(Task material)
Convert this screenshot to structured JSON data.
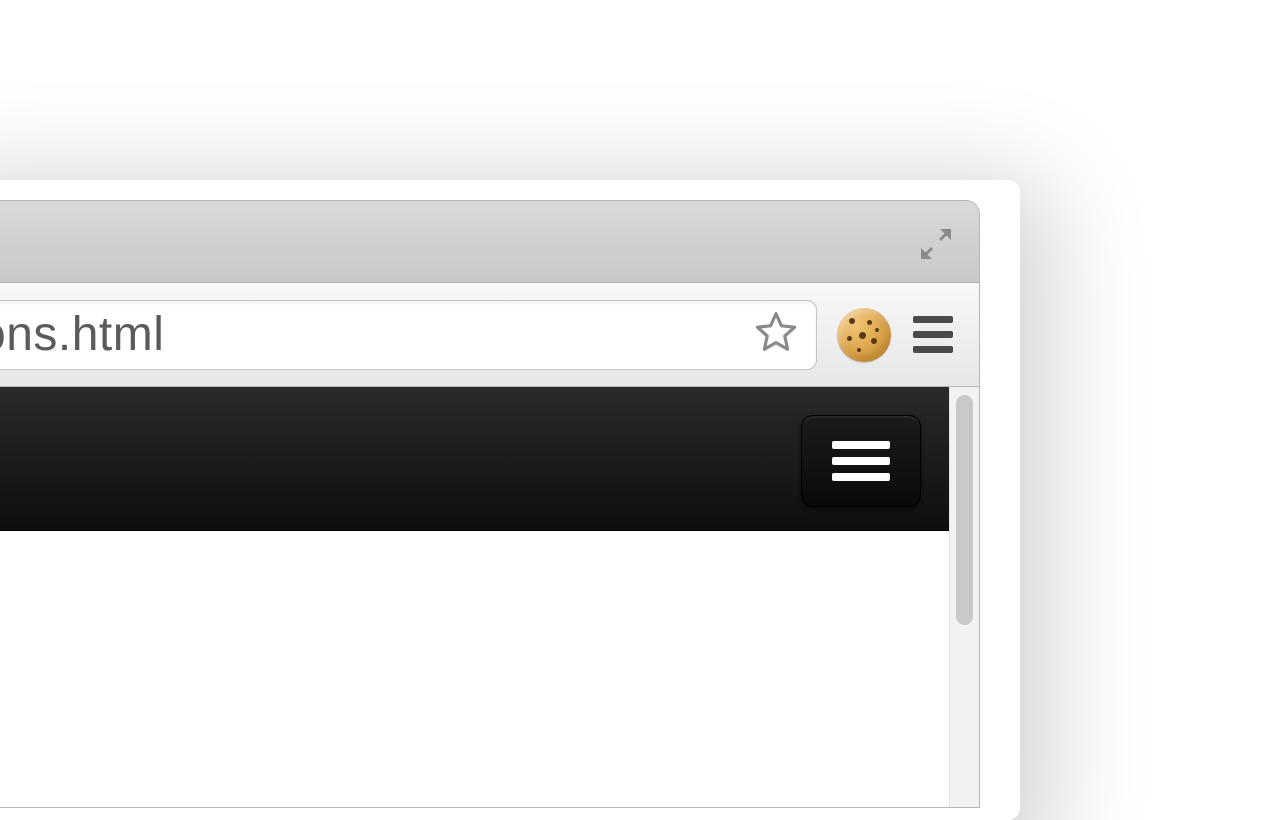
{
  "address_bar": {
    "visible_text": "tions.html"
  },
  "toolbar": {
    "bookmark_tooltip": "Bookmark this page",
    "extension_tooltip": "Cookie extension",
    "menu_tooltip": "Customize and control"
  },
  "titlebar": {
    "fullscreen_tooltip": "Enter Full Screen"
  },
  "page": {
    "nav_menu_tooltip": "Toggle navigation"
  }
}
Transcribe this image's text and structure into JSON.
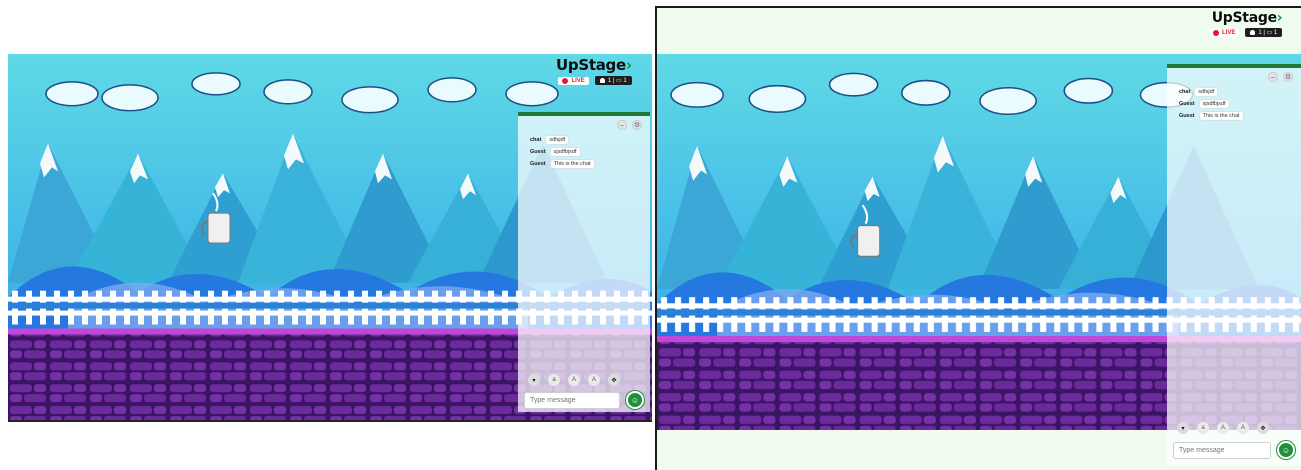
{
  "app": {
    "logo_text": "UpStage",
    "logo_tick": "›"
  },
  "status": {
    "live_label": "LIVE",
    "counter_icons": "1 | ▭ 1"
  },
  "chat": {
    "messages": [
      {
        "sender": "chat",
        "text": "sdfsjdf"
      },
      {
        "sender": "Guest",
        "text": "sjsdfbjsdf"
      },
      {
        "sender": "Guest",
        "text": "This is the chat"
      }
    ],
    "input_placeholder": "Type message",
    "minimize_icon": "minimize-icon",
    "settings_icon": "gear-icon",
    "tools": [
      "chevron-down-icon",
      "font-smaller-icon",
      "font-medium-icon",
      "font-larger-icon",
      "move-icon"
    ],
    "tool_glyphs": [
      "▾",
      "a",
      "A",
      "A",
      "✥"
    ],
    "send_icon": "emoji-icon"
  },
  "colors": {
    "sky_top": "#58d6e4",
    "sky_bottom": "#2aa5e6",
    "chat_border": "#1e7a34",
    "live_red": "#e01b2f",
    "wall_purple": "#6a2a9a"
  }
}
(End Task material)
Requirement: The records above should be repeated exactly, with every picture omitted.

Task output:
Convert this screenshot to structured JSON data.
{
  "address_bar": {
    "visible_text": "tions.html"
  },
  "toolbar": {
    "bookmark_tooltip": "Bookmark this page",
    "extension_tooltip": "Cookie extension",
    "menu_tooltip": "Customize and control"
  },
  "titlebar": {
    "fullscreen_tooltip": "Enter Full Screen"
  },
  "page": {
    "nav_menu_tooltip": "Toggle navigation"
  }
}
Transcribe this image's text and structure into JSON.
{
  "app": {
    "logo_text": "UpStage",
    "logo_tick": "›"
  },
  "status": {
    "live_label": "LIVE",
    "counter_icons": "1 | ▭ 1"
  },
  "chat": {
    "messages": [
      {
        "sender": "chat",
        "text": "sdfsjdf"
      },
      {
        "sender": "Guest",
        "text": "sjsdfbjsdf"
      },
      {
        "sender": "Guest",
        "text": "This is the chat"
      }
    ],
    "input_placeholder": "Type message",
    "minimize_icon": "minimize-icon",
    "settings_icon": "gear-icon",
    "tools": [
      "chevron-down-icon",
      "font-smaller-icon",
      "font-medium-icon",
      "font-larger-icon",
      "move-icon"
    ],
    "tool_glyphs": [
      "▾",
      "a",
      "A",
      "A",
      "✥"
    ],
    "send_icon": "emoji-icon"
  },
  "colors": {
    "sky_top": "#58d6e4",
    "sky_bottom": "#2aa5e6",
    "chat_border": "#1e7a34",
    "live_red": "#e01b2f",
    "wall_purple": "#6a2a9a"
  }
}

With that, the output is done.